Light can be an allegorical word to help explain the concept of Deity, which is, by its ineffable nature, explainable. Analogies of contrast, such as darkness versus light help us reconcile the divide between reason and faith which on the surface can mutually exclude each other. Deity is essentially defined by what it is not, rather than what it is, without darkness, we could not know the light of Deity.

The concept of “light,” is interwoven throughout nearly all of Masonic ritual and allegory. We use the word “light” to refer to knowledge, information, divinity, and inspiration. Indeed the desire for light is memorably emblazoned in the heart of every Freemason, and central to our mythos. If asked what the ultimate goal of Freemasonry is in a word, it would be “light.”

Light is not only a symbol of goodness, but a measurable phenomena that brings life into the world. Light is synthesized into the energy that creates life and powers our world. Light is omnipresent even on the darkest of nights. Light encompasses and measures both distance and time, duality being part of its very composition as both a particle and a wave.

But what of the darkness? Francis Bacon is quoted: “In order for the light to shine so brightly, the darkness must be present.”And Shakespeare wrote: “The web of our life is a mingled yarn, good and ill together.” Our travels through human existence are checkered with moments of both darkness and light, good and evil.  Our collective moments of triumph are bracketed by our failures. This causes many to ask the question; if light is the wellspring of goodness, and the energy that brings life to the earth, why would darkness be so prevalent in the great design of our existence? It is difficult to reconcile this darkness as evil acts pervade the world around us throughout history.

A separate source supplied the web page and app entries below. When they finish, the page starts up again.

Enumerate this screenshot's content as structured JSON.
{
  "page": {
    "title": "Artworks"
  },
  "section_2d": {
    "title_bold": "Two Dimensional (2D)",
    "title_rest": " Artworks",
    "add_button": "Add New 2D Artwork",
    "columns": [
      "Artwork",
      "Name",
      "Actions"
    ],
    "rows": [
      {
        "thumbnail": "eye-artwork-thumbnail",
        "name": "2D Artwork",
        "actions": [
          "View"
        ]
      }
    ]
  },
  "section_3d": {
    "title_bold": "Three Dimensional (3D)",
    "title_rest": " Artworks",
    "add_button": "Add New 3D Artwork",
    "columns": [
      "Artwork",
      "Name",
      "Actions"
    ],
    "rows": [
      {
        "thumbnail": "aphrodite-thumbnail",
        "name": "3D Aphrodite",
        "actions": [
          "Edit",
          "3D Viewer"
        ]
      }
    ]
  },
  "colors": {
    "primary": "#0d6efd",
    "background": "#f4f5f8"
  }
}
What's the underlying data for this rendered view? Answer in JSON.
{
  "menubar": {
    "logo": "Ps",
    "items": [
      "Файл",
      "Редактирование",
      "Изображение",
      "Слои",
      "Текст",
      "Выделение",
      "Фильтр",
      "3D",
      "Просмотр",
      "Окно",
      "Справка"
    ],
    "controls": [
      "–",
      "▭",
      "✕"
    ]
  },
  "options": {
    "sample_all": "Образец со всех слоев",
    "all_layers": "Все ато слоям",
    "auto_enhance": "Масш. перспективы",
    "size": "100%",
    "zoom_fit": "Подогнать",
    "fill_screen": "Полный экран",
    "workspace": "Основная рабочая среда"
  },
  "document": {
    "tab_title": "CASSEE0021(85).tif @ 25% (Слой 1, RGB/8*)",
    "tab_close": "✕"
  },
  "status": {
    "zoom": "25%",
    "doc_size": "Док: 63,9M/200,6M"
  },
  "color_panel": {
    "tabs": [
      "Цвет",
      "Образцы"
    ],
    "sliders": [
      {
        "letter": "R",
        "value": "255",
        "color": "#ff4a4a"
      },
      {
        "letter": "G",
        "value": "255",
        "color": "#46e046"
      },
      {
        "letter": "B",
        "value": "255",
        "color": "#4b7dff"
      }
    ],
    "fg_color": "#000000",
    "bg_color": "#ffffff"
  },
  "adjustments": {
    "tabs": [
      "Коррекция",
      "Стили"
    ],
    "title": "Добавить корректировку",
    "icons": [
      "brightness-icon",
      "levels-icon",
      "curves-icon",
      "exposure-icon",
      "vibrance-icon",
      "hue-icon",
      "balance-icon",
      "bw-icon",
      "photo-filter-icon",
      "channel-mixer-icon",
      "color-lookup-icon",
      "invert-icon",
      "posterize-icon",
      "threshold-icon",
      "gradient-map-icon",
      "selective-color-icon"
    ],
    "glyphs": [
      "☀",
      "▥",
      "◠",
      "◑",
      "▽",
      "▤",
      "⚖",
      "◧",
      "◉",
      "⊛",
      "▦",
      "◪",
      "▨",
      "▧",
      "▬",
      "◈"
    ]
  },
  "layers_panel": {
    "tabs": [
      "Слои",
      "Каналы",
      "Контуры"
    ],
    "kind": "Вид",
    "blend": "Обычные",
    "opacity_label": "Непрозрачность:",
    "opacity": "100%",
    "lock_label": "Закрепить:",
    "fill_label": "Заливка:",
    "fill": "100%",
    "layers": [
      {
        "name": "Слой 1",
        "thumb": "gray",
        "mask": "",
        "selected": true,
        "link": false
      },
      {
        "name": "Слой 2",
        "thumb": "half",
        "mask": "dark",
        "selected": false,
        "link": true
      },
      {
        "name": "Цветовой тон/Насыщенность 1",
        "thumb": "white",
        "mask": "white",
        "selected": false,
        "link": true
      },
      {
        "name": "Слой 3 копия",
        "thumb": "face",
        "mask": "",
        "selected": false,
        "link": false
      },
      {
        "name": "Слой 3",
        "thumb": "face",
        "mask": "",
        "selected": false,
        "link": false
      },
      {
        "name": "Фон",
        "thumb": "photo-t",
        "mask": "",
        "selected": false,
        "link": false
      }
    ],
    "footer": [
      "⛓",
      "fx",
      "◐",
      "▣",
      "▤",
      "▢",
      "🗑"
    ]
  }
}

It is exactly this contrast that defines human existence. The duality of light and dark is the core of consciousness; free will. Free will is the capacity to decide our own fate and to choose how we interact with the world around us, rather than acting on instinct alone. Free will is facilitated by the concept of choice. By having knowledge of both good and evil we are able to create our view of the world and act accordingly. This duality governs every aspect of our existence, and is unique to each individual. What is good for one, may be evil to another. What is right and just in one moment may be wrong and unfair in the next. To quote Albert Pike: “To show the light to birds of night is to conceal it from them, since it blindeth them, and is darker to them than the darkness.”

As seekers of light and goodness, it is our quest to reconcile these two opposites and transcend their dynamic tension throughout life. To create balance and harmony in oneself, one must transmute these two concepts into one synthesis of existence and acknowledge their necessity. Trust in humanity, is surrounded and safeguarded by the divine expression of the universe, in all its complexity, and held constant by one’s faith.

“You absolutely have to have dark in order to have light. If you have light on light, you have nothing. If you have dark on dark, you have nothing. You need a little sadness once and while so you know when the good times come.” -Bob Ross